Assignment
Please retype the entries below exactly as they are written.

Data under study
-*-

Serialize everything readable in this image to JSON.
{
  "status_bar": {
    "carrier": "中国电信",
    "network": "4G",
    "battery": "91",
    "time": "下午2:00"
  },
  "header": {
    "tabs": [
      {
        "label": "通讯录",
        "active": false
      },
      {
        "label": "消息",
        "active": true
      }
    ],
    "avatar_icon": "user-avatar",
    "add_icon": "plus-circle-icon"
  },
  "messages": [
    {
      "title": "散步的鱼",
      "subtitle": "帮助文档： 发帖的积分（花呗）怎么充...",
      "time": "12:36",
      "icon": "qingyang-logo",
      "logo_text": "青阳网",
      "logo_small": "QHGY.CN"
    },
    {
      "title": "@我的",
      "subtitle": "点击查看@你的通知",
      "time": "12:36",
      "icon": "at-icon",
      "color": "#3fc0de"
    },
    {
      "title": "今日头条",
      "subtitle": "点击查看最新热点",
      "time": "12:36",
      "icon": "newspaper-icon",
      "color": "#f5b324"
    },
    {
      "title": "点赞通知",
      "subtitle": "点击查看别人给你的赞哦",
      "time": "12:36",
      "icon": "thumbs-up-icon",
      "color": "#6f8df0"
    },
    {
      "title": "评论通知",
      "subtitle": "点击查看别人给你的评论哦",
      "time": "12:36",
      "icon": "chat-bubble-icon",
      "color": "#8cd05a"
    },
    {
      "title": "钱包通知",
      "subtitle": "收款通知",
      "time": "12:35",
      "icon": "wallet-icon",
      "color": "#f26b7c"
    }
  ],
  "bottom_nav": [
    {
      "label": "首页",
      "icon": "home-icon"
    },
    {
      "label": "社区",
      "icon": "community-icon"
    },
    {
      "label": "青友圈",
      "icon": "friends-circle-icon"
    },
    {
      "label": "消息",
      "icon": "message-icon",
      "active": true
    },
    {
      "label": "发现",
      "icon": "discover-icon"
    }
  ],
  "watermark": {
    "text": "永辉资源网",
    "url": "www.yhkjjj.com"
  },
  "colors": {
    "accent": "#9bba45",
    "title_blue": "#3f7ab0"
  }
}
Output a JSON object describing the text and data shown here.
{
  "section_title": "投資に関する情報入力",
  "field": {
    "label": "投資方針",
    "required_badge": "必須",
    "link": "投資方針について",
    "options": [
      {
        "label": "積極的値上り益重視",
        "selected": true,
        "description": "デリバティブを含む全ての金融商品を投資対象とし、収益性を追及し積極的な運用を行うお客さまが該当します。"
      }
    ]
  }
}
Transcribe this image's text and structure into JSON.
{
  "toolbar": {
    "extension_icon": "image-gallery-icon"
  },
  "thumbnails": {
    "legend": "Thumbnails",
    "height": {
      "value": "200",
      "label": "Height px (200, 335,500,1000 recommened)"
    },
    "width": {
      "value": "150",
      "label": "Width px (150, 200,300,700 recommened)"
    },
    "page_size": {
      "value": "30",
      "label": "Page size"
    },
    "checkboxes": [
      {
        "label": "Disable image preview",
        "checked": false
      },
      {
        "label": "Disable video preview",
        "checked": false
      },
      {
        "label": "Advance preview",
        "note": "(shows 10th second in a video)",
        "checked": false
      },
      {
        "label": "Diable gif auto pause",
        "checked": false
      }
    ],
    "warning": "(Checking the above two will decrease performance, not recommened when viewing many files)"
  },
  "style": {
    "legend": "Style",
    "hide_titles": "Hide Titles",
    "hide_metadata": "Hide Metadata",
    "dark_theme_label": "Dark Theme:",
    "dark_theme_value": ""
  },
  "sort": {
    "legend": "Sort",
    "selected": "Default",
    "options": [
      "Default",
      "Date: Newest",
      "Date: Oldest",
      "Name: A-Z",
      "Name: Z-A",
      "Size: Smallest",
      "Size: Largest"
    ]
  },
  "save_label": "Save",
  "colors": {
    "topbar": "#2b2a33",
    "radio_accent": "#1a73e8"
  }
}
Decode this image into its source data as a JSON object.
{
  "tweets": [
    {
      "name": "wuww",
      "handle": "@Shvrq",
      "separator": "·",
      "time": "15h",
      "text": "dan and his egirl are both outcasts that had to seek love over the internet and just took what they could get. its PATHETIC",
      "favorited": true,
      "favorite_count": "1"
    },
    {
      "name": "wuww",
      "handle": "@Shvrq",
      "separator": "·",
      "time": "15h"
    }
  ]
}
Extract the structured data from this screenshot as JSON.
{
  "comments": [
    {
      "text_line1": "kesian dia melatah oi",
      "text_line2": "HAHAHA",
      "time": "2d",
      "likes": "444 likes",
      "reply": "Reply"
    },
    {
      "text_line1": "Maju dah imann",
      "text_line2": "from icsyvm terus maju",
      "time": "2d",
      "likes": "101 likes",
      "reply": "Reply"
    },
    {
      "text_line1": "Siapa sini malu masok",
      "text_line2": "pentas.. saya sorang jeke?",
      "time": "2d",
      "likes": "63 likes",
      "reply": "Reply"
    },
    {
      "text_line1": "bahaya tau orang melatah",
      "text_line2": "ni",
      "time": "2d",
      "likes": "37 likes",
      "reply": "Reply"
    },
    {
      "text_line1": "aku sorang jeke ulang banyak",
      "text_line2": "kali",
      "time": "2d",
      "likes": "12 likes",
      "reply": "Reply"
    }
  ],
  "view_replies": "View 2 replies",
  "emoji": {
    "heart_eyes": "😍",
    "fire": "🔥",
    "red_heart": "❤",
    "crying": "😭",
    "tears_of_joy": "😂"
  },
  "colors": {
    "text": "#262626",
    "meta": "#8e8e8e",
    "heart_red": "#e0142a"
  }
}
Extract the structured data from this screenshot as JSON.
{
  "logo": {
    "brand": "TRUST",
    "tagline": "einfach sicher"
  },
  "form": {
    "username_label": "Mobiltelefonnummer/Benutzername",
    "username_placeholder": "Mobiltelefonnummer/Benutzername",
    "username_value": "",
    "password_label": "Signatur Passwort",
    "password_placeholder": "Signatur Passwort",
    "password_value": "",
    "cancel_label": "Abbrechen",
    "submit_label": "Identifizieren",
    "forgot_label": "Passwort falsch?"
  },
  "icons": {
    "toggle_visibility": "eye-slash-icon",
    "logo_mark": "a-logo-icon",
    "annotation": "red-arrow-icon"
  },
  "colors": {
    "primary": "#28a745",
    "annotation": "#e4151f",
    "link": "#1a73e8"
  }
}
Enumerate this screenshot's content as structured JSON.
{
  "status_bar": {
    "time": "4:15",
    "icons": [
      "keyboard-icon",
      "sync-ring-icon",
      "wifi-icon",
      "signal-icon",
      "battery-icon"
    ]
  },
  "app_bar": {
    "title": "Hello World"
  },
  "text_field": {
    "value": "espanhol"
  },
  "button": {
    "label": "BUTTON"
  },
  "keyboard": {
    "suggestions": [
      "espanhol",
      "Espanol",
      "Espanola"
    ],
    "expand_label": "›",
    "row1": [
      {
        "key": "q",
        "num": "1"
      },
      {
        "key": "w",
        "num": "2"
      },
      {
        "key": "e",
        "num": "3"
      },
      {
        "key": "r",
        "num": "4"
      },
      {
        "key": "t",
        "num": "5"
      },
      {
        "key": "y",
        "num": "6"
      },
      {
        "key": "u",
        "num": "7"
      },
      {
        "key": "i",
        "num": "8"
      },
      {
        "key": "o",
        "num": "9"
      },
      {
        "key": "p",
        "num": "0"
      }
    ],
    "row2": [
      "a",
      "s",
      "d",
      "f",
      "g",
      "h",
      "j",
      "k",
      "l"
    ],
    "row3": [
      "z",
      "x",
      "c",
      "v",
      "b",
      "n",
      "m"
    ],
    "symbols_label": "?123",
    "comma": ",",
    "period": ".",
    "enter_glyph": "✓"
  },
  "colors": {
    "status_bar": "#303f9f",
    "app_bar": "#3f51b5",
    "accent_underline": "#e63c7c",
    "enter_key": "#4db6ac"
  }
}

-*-

Task response
Serialize everything readable in this image to JSON.
{
  "status_bar": {
    "carrier": "中国电信",
    "network": "4G",
    "battery": "91",
    "time": "下午2:00"
  },
  "header": {
    "tabs": [
      {
        "label": "通讯录",
        "active": false
      },
      {
        "label": "消息",
        "active": true
      }
    ],
    "avatar_icon": "user-avatar",
    "add_icon": "plus-circle-icon"
  },
  "messages": [
    {
      "title": "散步的鱼",
      "subtitle": "帮助文档： 发帖的积分（花呗）怎么充...",
      "time": "12:36",
      "icon": "qingyang-logo",
      "logo_text": "青阳网",
      "logo_small": "QHGY.CN"
    },
    {
      "title": "@我的",
      "subtitle": "点击查看@你的通知",
      "time": "12:36",
      "icon": "at-icon",
      "color": "#3fc0de"
    },
    {
      "title": "今日头条",
      "subtitle": "点击查看最新热点",
      "time": "12:36",
      "icon": "newspaper-icon",
      "color": "#f5b324"
    },
    {
      "title": "点赞通知",
      "subtitle": "点击查看别人给你的赞哦",
      "time": "12:36",
      "icon": "thumbs-up-icon",
      "color": "#6f8df0"
    },
    {
      "title": "评论通知",
      "subtitle": "点击查看别人给你的评论哦",
      "time": "12:36",
      "icon": "chat-bubble-icon",
      "color": "#8cd05a"
    },
    {
      "title": "钱包通知",
      "subtitle": "收款通知",
      "time": "12:35",
      "icon": "wallet-icon",
      "color": "#f26b7c"
    }
  ],
  "bottom_nav": [
    {
      "label": "首页",
      "icon": "home-icon"
    },
    {
      "label": "社区",
      "icon": "community-icon"
    },
    {
      "label": "青友圈",
      "icon": "friends-circle-icon"
    },
    {
      "label": "消息",
      "icon": "message-icon",
      "active": true
    },
    {
      "label": "发现",
      "icon": "discover-icon"
    }
  ],
  "watermark": {
    "text": "永辉资源网",
    "url": "www.yhkjjj.com"
  },
  "colors": {
    "accent": "#9bba45",
    "title_blue": "#3f7ab0"
  }
}
Output a JSON object describing the text and data shown here.
{
  "section_title": "投資に関する情報入力",
  "field": {
    "label": "投資方針",
    "required_badge": "必須",
    "link": "投資方針について",
    "options": [
      {
        "label": "積極的値上り益重視",
        "selected": true,
        "description": "デリバティブを含む全ての金融商品を投資対象とし、収益性を追及し積極的な運用を行うお客さまが該当します。"
      }
    ]
  }
}
Transcribe this image's text and structure into JSON.
{
  "toolbar": {
    "extension_icon": "image-gallery-icon"
  },
  "thumbnails": {
    "legend": "Thumbnails",
    "height": {
      "value": "200",
      "label": "Height px (200, 335,500,1000 recommened)"
    },
    "width": {
      "value": "150",
      "label": "Width px (150, 200,300,700 recommened)"
    },
    "page_size": {
      "value": "30",
      "label": "Page size"
    },
    "checkboxes": [
      {
        "label": "Disable image preview",
        "checked": false
      },
      {
        "label": "Disable video preview",
        "checked": false
      },
      {
        "label": "Advance preview",
        "note": "(shows 10th second in a video)",
        "checked": false
      },
      {
        "label": "Diable gif auto pause",
        "checked": false
      }
    ],
    "warning": "(Checking the above two will decrease performance, not recommened when viewing many files)"
  },
  "style": {
    "legend": "Style",
    "hide_titles": "Hide Titles",
    "hide_metadata": "Hide Metadata",
    "dark_theme_label": "Dark Theme:",
    "dark_theme_value": ""
  },
  "sort": {
    "legend": "Sort",
    "selected": "Default",
    "options": [
      "Default",
      "Date: Newest",
      "Date: Oldest",
      "Name: A-Z",
      "Name: Z-A",
      "Size: Smallest",
      "Size: Largest"
    ]
  },
  "save_label": "Save",
  "colors": {
    "topbar": "#2b2a33",
    "radio_accent": "#1a73e8"
  }
}
Decode this image into its source data as a JSON object.
{
  "tweets": [
    {
      "name": "wuww",
      "handle": "@Shvrq",
      "separator": "·",
      "time": "15h",
      "text": "dan and his egirl are both outcasts that had to seek love over the internet and just took what they could get. its PATHETIC",
      "favorited": true,
      "favorite_count": "1"
    },
    {
      "name": "wuww",
      "handle": "@Shvrq",
      "separator": "·",
      "time": "15h"
    }
  ]
}
Extract the structured data from this screenshot as JSON.
{
  "comments": [
    {
      "text_line1": "kesian dia melatah oi",
      "text_line2": "HAHAHA",
      "time": "2d",
      "likes": "444 likes",
      "reply": "Reply"
    },
    {
      "text_line1": "Maju dah imann",
      "text_line2": "from icsyvm terus maju",
      "time": "2d",
      "likes": "101 likes",
      "reply": "Reply"
    },
    {
      "text_line1": "Siapa sini malu masok",
      "text_line2": "pentas.. saya sorang jeke?",
      "time": "2d",
      "likes": "63 likes",
      "reply": "Reply"
    },
    {
      "text_line1": "bahaya tau orang melatah",
      "text_line2": "ni",
      "time": "2d",
      "likes": "37 likes",
      "reply": "Reply"
    },
    {
      "text_line1": "aku sorang jeke ulang banyak",
      "text_line2": "kali",
      "time": "2d",
      "likes": "12 likes",
      "reply": "Reply"
    }
  ],
  "view_replies": "View 2 replies",
  "emoji": {
    "heart_eyes": "😍",
    "fire": "🔥",
    "red_heart": "❤",
    "crying": "😭",
    "tears_of_joy": "😂"
  },
  "colors": {
    "text": "#262626",
    "meta": "#8e8e8e",
    "heart_red": "#e0142a"
  }
}
Extract the structured data from this screenshot as JSON.
{
  "logo": {
    "brand": "TRUST",
    "tagline": "einfach sicher"
  },
  "form": {
    "username_label": "Mobiltelefonnummer/Benutzername",
    "username_placeholder": "Mobiltelefonnummer/Benutzername",
    "username_value": "",
    "password_label": "Signatur Passwort",
    "password_placeholder": "Signatur Passwort",
    "password_value": "",
    "cancel_label": "Abbrechen",
    "submit_label": "Identifizieren",
    "forgot_label": "Passwort falsch?"
  },
  "icons": {
    "toggle_visibility": "eye-slash-icon",
    "logo_mark": "a-logo-icon",
    "annotation": "red-arrow-icon"
  },
  "colors": {
    "primary": "#28a745",
    "annotation": "#e4151f",
    "link": "#1a73e8"
  }
}
Enumerate this screenshot's content as structured JSON.
{
  "status_bar": {
    "time": "4:15",
    "icons": [
      "keyboard-icon",
      "sync-ring-icon",
      "wifi-icon",
      "signal-icon",
      "battery-icon"
    ]
  },
  "app_bar": {
    "title": "Hello World"
  },
  "text_field": {
    "value": "espanhol"
  },
  "button": {
    "label": "BUTTON"
  },
  "keyboard": {
    "suggestions": [
      "espanhol",
      "Espanol",
      "Espanola"
    ],
    "expand_label": "›",
    "row1": [
      {
        "key": "q",
        "num": "1"
      },
      {
        "key": "w",
        "num": "2"
      },
      {
        "key": "e",
        "num": "3"
      },
      {
        "key": "r",
        "num": "4"
      },
      {
        "key": "t",
        "num": "5"
      },
      {
        "key": "y",
        "num": "6"
      },
      {
        "key": "u",
        "num": "7"
      },
      {
        "key": "i",
        "num": "8"
      },
      {
        "key": "o",
        "num": "9"
      },
      {
        "key": "p",
        "num": "0"
      }
    ],
    "row2": [
      "a",
      "s",
      "d",
      "f",
      "g",
      "h",
      "j",
      "k",
      "l"
    ],
    "row3": [
      "z",
      "x",
      "c",
      "v",
      "b",
      "n",
      "m"
    ],
    "symbols_label": "?123",
    "comma": ",",
    "period": ".",
    "enter_glyph": "✓"
  },
  "colors": {
    "status_bar": "#303f9f",
    "app_bar": "#3f51b5",
    "accent_underline": "#e63c7c",
    "enter_key": "#4db6ac"
  }
}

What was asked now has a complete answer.